= Beginning of Section =

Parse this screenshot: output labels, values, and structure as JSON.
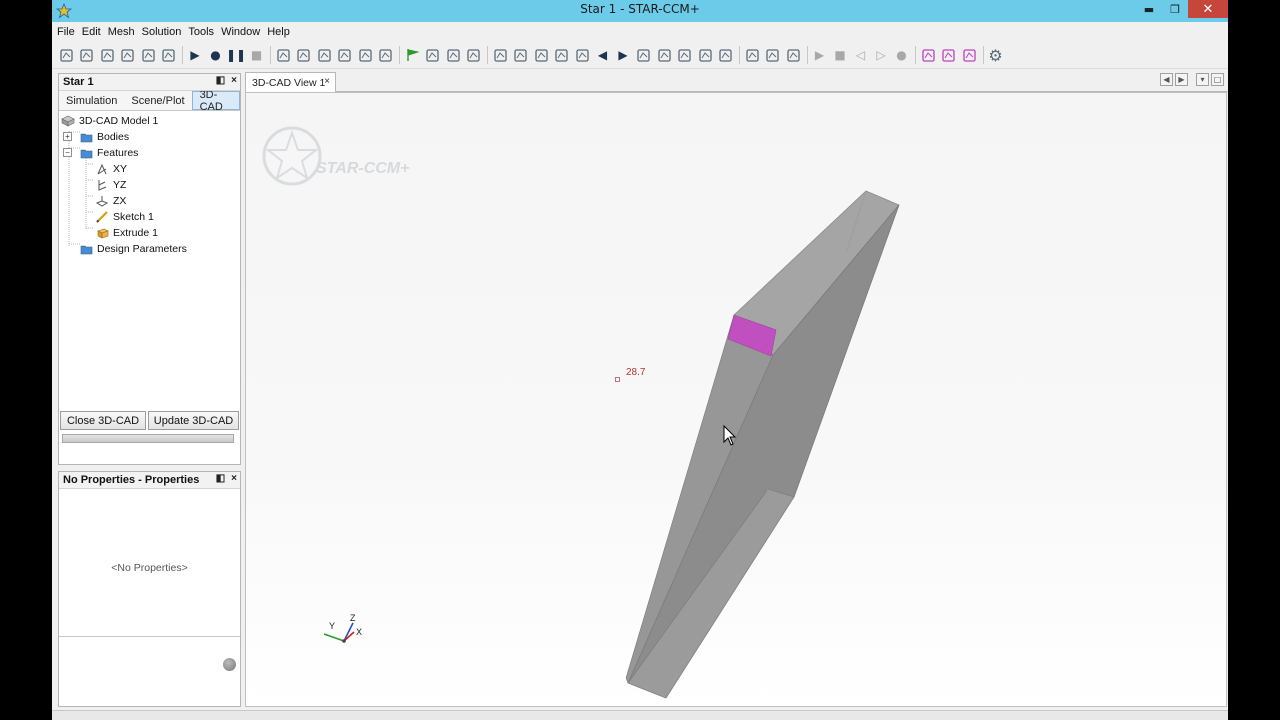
{
  "window": {
    "title": "Star 1 - STAR-CCM+",
    "controls": {
      "minimize": "▬",
      "maximize": "❐",
      "close": "✕"
    }
  },
  "menu": [
    "File",
    "Edit",
    "Mesh",
    "Solution",
    "Tools",
    "Window",
    "Help"
  ],
  "toolbar": {
    "icons": [
      "new-file-icon",
      "open-icon",
      "save-icon",
      "save-as-icon",
      "copy-icon",
      "paste-icon",
      "sep",
      "run-icon",
      "record-icon",
      "pause-icon",
      "stop-icon",
      "sep",
      "mesh-icon",
      "mesh-surface-icon",
      "mesh-volume-icon",
      "repair-icon",
      "wrap-icon",
      "grid-icon",
      "sep",
      "flag-icon",
      "walk-icon",
      "run-fast-icon",
      "cube-icon",
      "sep",
      "screenshot-icon",
      "fit-icon",
      "zoom-icon",
      "select-icon",
      "camera-icon",
      "back-arrow-icon",
      "forward-arrow-icon",
      "rotate-icon",
      "cursor-icon",
      "ruler-icon",
      "table-icon",
      "grid2-icon",
      "sep",
      "plot-icon",
      "plot2-icon",
      "plot3-icon",
      "sep",
      "play-icon",
      "stop2-icon",
      "step-back-icon",
      "step-fwd-icon",
      "record2-icon",
      "sep",
      "cad-pink-icon",
      "cad-pink2-icon",
      "cad-shape-icon",
      "sep",
      "gear-icon"
    ],
    "accent_green": "#2a9a2a",
    "accent_pink": "#c040c0"
  },
  "sim_panel": {
    "title": "Star 1",
    "tabs": [
      "Simulation",
      "Scene/Plot",
      "3D-CAD"
    ],
    "active_tab": "3D-CAD",
    "tree": [
      {
        "label": "3D-CAD Model 1",
        "icon": "cad-model-icon",
        "level": 0
      },
      {
        "label": "Bodies",
        "icon": "folder-icon",
        "level": 1,
        "expander": "+"
      },
      {
        "label": "Features",
        "icon": "folder-icon",
        "level": 1,
        "expander": "−"
      },
      {
        "label": "XY",
        "icon": "plane-xy-icon",
        "level": 2
      },
      {
        "label": "YZ",
        "icon": "plane-yz-icon",
        "level": 2
      },
      {
        "label": "ZX",
        "icon": "plane-zx-icon",
        "level": 2
      },
      {
        "label": "Sketch 1",
        "icon": "sketch-icon",
        "level": 2
      },
      {
        "label": "Extrude 1",
        "icon": "extrude-icon",
        "level": 2
      },
      {
        "label": "Design Parameters",
        "icon": "folder-icon",
        "level": 1
      }
    ],
    "buttons": {
      "close": "Close 3D-CAD",
      "update": "Update 3D-CAD"
    }
  },
  "props_panel": {
    "title": "No Properties - Properties",
    "empty_text": "<No Properties>"
  },
  "view": {
    "tab_label": "3D-CAD View 1",
    "logo_text": "STAR-CCM+",
    "dimension_label": "28.7",
    "axes": {
      "x": "X",
      "y": "Y",
      "z": "Z"
    },
    "body_color": "#8e8e8e",
    "highlight_color": "#c050c0"
  }
}
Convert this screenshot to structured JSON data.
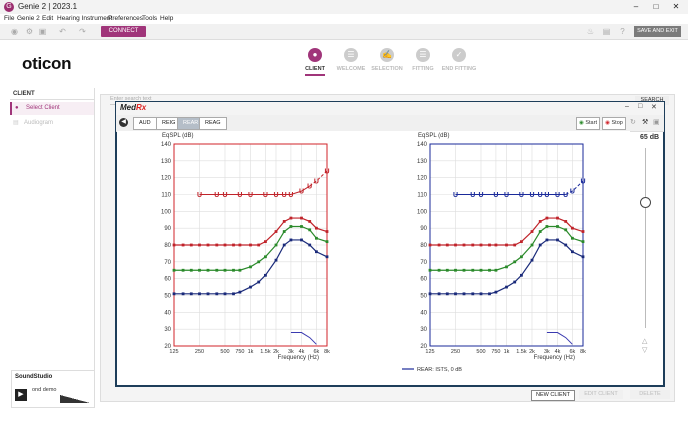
{
  "titlebar": {
    "title": "Genie 2 | 2023.1"
  },
  "menubar": [
    "File",
    "Genie 2",
    "Edit",
    "Hearing Instrument",
    "Preferences",
    "Tools",
    "Help"
  ],
  "toolbar": {
    "connect_label": "CONNECT",
    "save_exit_label": "SAVE AND EXIT"
  },
  "brand": {
    "logo": "oticon"
  },
  "steps": [
    {
      "label": "CLIENT",
      "active": true
    },
    {
      "label": "WELCOME",
      "active": false
    },
    {
      "label": "SELECTION",
      "active": false
    },
    {
      "label": "FITTING",
      "active": false
    },
    {
      "label": "END FITTING",
      "active": false
    }
  ],
  "leftnav": {
    "heading": "CLIENT",
    "items": [
      "Select Client",
      "Audiogram"
    ]
  },
  "search": {
    "placeholder": "Enter search text",
    "button_label": "SEARCH"
  },
  "client_actions": {
    "new": "NEW CLIENT",
    "edit": "EDIT CLIENT",
    "delete": "DELETE"
  },
  "soundstudio": {
    "logo": "SoundStudio",
    "track": "ond demo"
  },
  "medrx": {
    "logo_a": "Med",
    "logo_b": "Rx",
    "tabs": [
      "AUD",
      "REIG",
      "REAR",
      "REAG"
    ],
    "active_tab": "REAR",
    "start_label": "Start",
    "stop_label": "Stop",
    "level": "65 dB",
    "legend_label": "REAR: ISTS, 0 dB"
  },
  "colors": {
    "brand": "#a0357a",
    "medrx_border": "#1e3e5a",
    "red": "#d0232a",
    "blue": "#1a2a9a"
  },
  "chart_data": [
    {
      "type": "line",
      "ear": "right",
      "frame_color": "#d0232a",
      "ylabel": "EqSPL (dB)",
      "xlabel": "Frequency (Hz)",
      "ylim": [
        20,
        140
      ],
      "x_ticks": [
        "125",
        "250",
        "500",
        "750",
        "1k",
        "1.5k",
        "2k",
        "3k",
        "4k",
        "6k",
        "8k"
      ],
      "y_ticks": [
        20,
        30,
        40,
        50,
        60,
        70,
        80,
        90,
        100,
        110,
        120,
        130,
        140
      ],
      "x": [
        125,
        160,
        200,
        250,
        315,
        400,
        500,
        630,
        750,
        1000,
        1250,
        1500,
        2000,
        2500,
        3000,
        4000,
        5000,
        6000,
        8000
      ],
      "series": [
        {
          "color": "#c0232a",
          "marker": "U",
          "values": [
            null,
            null,
            null,
            110,
            null,
            110,
            110,
            null,
            110,
            110,
            null,
            110,
            110,
            110,
            110,
            112,
            115,
            118,
            124
          ]
        },
        {
          "color": "#c0232a",
          "values": [
            80,
            80,
            80,
            80,
            80,
            80,
            80,
            80,
            80,
            80,
            80,
            82,
            88,
            94,
            96,
            96,
            94,
            90,
            88
          ]
        },
        {
          "color": "#2a8a2a",
          "values": [
            65,
            65,
            65,
            65,
            65,
            65,
            65,
            65,
            65,
            67,
            70,
            73,
            80,
            88,
            91,
            91,
            89,
            84,
            82
          ]
        },
        {
          "color": "#1a2a7a",
          "values": [
            51,
            51,
            51,
            51,
            51,
            51,
            51,
            51,
            52,
            55,
            58,
            62,
            71,
            80,
            83,
            83,
            80,
            76,
            73
          ]
        },
        {
          "color": "#3a3ab0",
          "values": [
            null,
            null,
            null,
            null,
            null,
            null,
            null,
            null,
            null,
            null,
            null,
            null,
            null,
            null,
            28,
            28,
            25,
            21,
            null
          ]
        }
      ]
    },
    {
      "type": "line",
      "ear": "left",
      "frame_color": "#1a2a9a",
      "ylabel": "EqSPL (dB)",
      "xlabel": "Frequency (Hz)",
      "ylim": [
        20,
        140
      ],
      "x_ticks": [
        "125",
        "250",
        "500",
        "750",
        "1k",
        "1.5k",
        "2k",
        "3k",
        "4k",
        "6k",
        "8k"
      ],
      "y_ticks": [
        20,
        30,
        40,
        50,
        60,
        70,
        80,
        90,
        100,
        110,
        120,
        130,
        140
      ],
      "x": [
        125,
        160,
        200,
        250,
        315,
        400,
        500,
        630,
        750,
        1000,
        1250,
        1500,
        2000,
        2500,
        3000,
        4000,
        5000,
        6000,
        8000
      ],
      "series": [
        {
          "color": "#1a2a9a",
          "marker": "U",
          "values": [
            null,
            null,
            null,
            110,
            null,
            110,
            110,
            null,
            110,
            110,
            null,
            110,
            110,
            110,
            110,
            110,
            110,
            112,
            118
          ]
        },
        {
          "color": "#c0232a",
          "values": [
            80,
            80,
            80,
            80,
            80,
            80,
            80,
            80,
            80,
            80,
            80,
            82,
            88,
            94,
            96,
            96,
            94,
            90,
            88
          ]
        },
        {
          "color": "#2a8a2a",
          "values": [
            65,
            65,
            65,
            65,
            65,
            65,
            65,
            65,
            65,
            67,
            70,
            73,
            80,
            88,
            91,
            91,
            89,
            84,
            82
          ]
        },
        {
          "color": "#1a2a7a",
          "values": [
            51,
            51,
            51,
            51,
            51,
            51,
            51,
            51,
            52,
            55,
            58,
            62,
            71,
            80,
            83,
            83,
            80,
            76,
            73
          ]
        },
        {
          "color": "#3a3ab0",
          "values": [
            null,
            null,
            null,
            null,
            null,
            null,
            null,
            null,
            null,
            null,
            null,
            null,
            null,
            null,
            28,
            28,
            25,
            21,
            null
          ]
        }
      ]
    }
  ]
}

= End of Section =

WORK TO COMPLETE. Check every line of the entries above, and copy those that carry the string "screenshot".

SOLUTION TO THE EXERCISE.
Parse this screenshot: output labels, values, and structure as JSON.
      "screenshot-icon",
Convert this screenshot to structured JSON data.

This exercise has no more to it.